Plans may impose any annual dollar limits on essential health benefits no lower than:
- $750,000 for plan years beginning on or after September 23, 2010;
- $1.25 million for plan years beginning on or after September 23, 2011; and
- $2 million for plan years beginning on or after September 23, 2012.
Annual limits are prohibited for plan years beginning on or after January 1, 2014.
Note: The restrictions on annual limits only apply to certain types of health plans, such as major medical insurance. They do not apply to HIPAA excepted benefits, such as disability, cancer, hospital indemnity, or accident insurance. Click here for more information about the types of benefits that are exempt from the Health Care Reform plan design mandates.
Annual Limits Hot Topics & FAQs
- Annual Limit Waivers
Under Health Care Reform, plans could have restricted annual dollar limits on essential health benefits for plan years before 2014, after which such limits are prohibited. HHS waived this requirement for certain plans that could show that these limits would result in a significant decrease in access to benefits or a significant increase in premiums. The waivers expire on the first day of the plan year in 2014. The FAQs reaffirms that the waivers are only valid through the plan or policy year in effect when the plan applied for the waiver. As such, a change in the plan year will not extend the waiver.
- May plans still impose service-based limits?

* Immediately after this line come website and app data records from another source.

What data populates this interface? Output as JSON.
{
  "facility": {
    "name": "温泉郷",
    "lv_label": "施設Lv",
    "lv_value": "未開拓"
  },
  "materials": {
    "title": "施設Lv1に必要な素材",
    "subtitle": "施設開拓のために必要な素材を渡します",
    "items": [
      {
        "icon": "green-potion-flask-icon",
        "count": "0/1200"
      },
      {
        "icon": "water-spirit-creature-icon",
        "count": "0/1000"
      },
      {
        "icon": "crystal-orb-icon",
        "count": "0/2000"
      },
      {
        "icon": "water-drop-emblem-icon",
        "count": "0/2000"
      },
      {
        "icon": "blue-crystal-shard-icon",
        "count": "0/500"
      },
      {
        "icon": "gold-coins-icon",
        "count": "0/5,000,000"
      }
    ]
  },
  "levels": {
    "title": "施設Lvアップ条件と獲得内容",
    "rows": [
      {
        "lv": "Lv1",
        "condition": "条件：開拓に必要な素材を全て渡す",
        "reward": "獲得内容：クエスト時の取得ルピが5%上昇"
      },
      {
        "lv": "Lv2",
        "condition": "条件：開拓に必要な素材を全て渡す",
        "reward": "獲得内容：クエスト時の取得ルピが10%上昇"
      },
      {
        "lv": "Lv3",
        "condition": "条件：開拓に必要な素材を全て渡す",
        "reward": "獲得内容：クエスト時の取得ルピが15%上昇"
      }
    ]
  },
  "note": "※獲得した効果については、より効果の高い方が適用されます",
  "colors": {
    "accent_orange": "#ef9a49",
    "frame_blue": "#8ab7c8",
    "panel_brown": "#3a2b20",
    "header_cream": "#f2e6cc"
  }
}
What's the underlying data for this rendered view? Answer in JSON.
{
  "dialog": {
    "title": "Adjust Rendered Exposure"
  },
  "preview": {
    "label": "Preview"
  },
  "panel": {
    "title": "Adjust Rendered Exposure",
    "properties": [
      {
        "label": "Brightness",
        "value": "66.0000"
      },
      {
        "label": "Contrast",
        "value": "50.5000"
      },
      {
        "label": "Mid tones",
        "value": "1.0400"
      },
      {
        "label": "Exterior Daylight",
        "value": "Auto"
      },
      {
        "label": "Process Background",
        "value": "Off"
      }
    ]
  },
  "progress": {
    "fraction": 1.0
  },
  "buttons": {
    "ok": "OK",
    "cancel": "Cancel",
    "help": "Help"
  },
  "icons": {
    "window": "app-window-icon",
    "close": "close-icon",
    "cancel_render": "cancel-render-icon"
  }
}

Answer: Generally yes. For example, a plan may limit physical therapy coverage to a certain number of treatment sessions per illness or injury. However, a plan that limits coverage to a certain number of events (such as treatment sessions) and to a certain dollar limit per event (such as $100 per treatment session) probably would be considered to include an annual limit.
- What are essential health benefits?
Answer: Future regulations are expected to define “essential health benefits”. In the interim, federal guidance provides that plan sponsors may use a good faith judgment to determine what constitutes an essential health benefit. Click here to learn more about essential health benefits.
American Fidelity Assurance Company does not provide tax or legal advice.